$\begingroup$

Assume that $(M,g)$ is a Riemannian manifold. A vector field $X$ on $M$ is called a harmonic vector field if the corresponding $1$-form $\alpha$ with $\alpha(Y)= \langle X,Y \rangle_g$ is a harmonic $1$-form.

Motivated by this conversations we ask the following question:

Assume that $X$ is a vector field on $M$. Assume that for every $t$ the flow $\phi_t$ of the vector field is a harmonic map. Does this imply that the vector field is a harmonic vector field?

$\endgroup$
5
  • 3
    $\begingroup$ It appears to me that this can be resolved by a straightforward calculation. Did you try that already? $X$ satisfies the linearized harmonic map equation. Either that matches or there is an extra curvature term. $\endgroup$
    – Deane Yang
    May 19 '17 at 13:36
  • $\begingroup$ @DeaneYang I just tried for Euclidean structure. $\endgroup$ May 19 '17 at 13:40
  • $\begingroup$ May you elaborate your comment? $\endgroup$ May 19 '17 at 13:41
  • $\begingroup$ Differentiate $\Delta \phi_t = 0$ with respect to $t$. Compare it to the equator for a harmonic vector field. $\endgroup$
    – Deane Yang
    May 19 '17 at 14:26
  • 1
    $\begingroup$ My answer to your other question already contains the answer.

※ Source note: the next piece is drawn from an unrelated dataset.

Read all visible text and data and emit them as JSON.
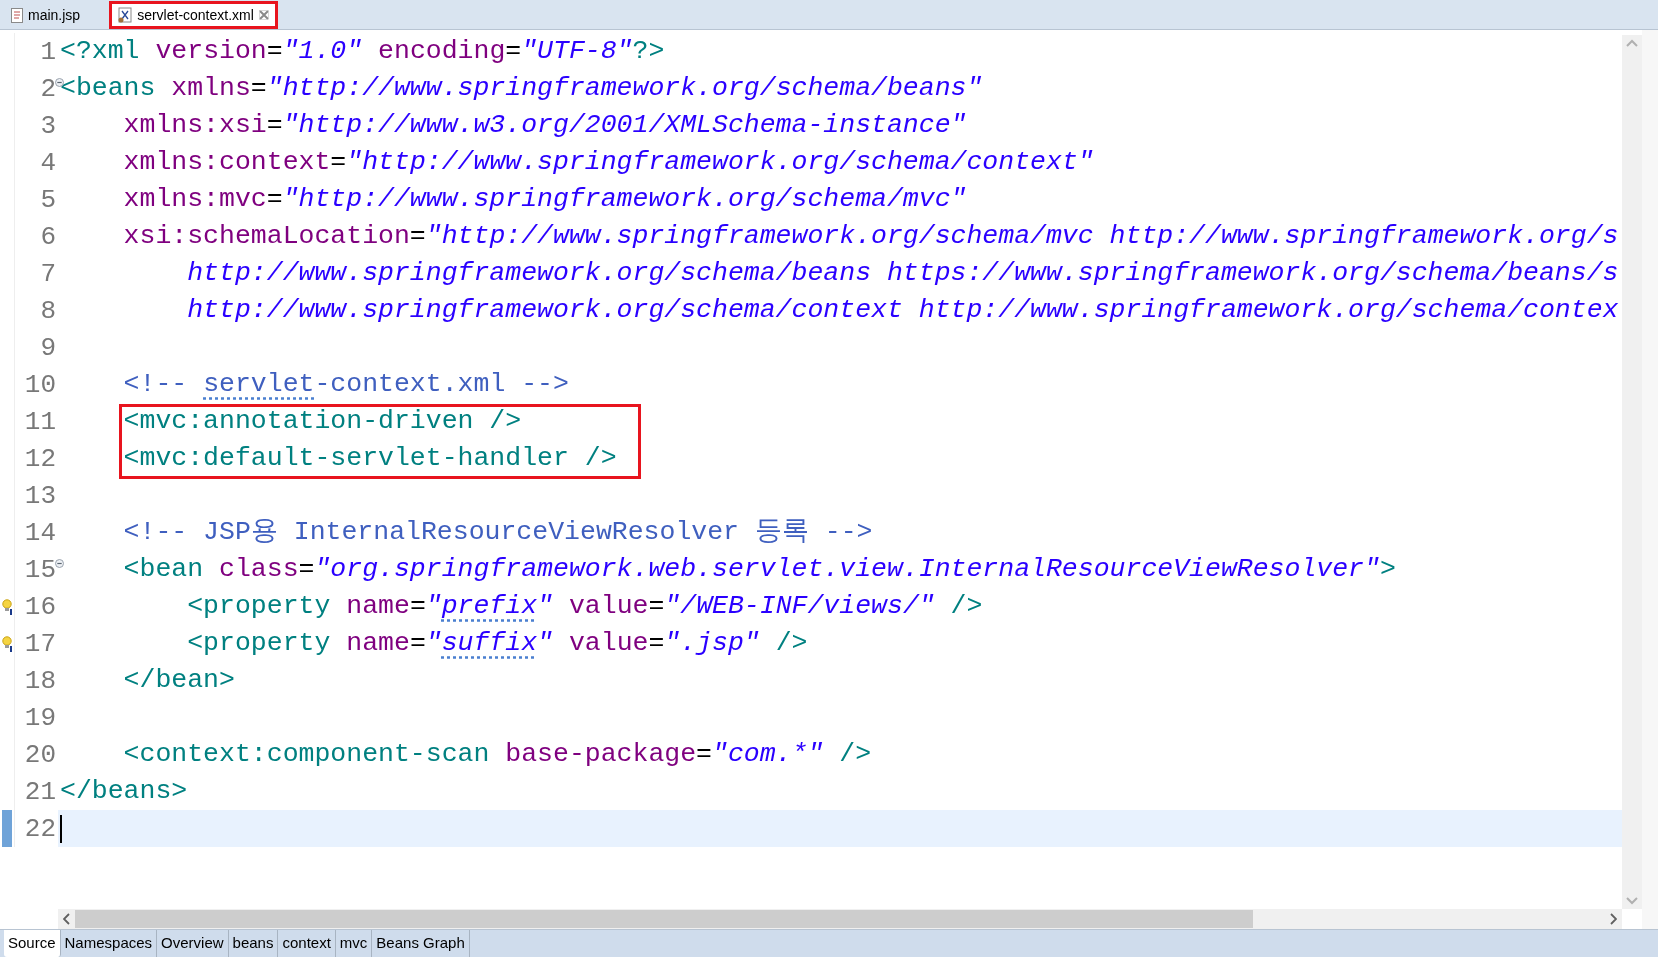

The answer is that the corresponding one form solves $\triangle \alpha = \mathrm{Ric}(X,\cdot)$ (with an extra curvature term as @DeaneYang suspects), and so is guaranteed harmonic only in the case $M$ is Ricci flat. $\endgroup$ May 19 '17 at 21:11
12
$\begingroup$

Well, right away, you can see that the answer is 'no', in general. Consider the round $n$-sphere $S^n$ with its standard metric. When $n>1$, it has no nonzero harmonic $1$-forms, but it has nontrivial Killing vector fields since it is a homogeneous Riemannian manifold. Since the flow $\phi_t$ of such a Killing field $X$ is a harmonic map of $S^n$ to itself, this example shows that the flow of $X$ can be harmonic even though $X$ is not.

$\endgroup$
1
  • $\begingroup$ Thank you very much for your interesting answer. $\endgroup$ May 20 '17 at 5:48

Your Answer

By clicking “Post Your Answer”, you agree to our terms of service, privacy policy and cookie policy

Not the answer you're looking for? Browse other questions tagged or ask your own question.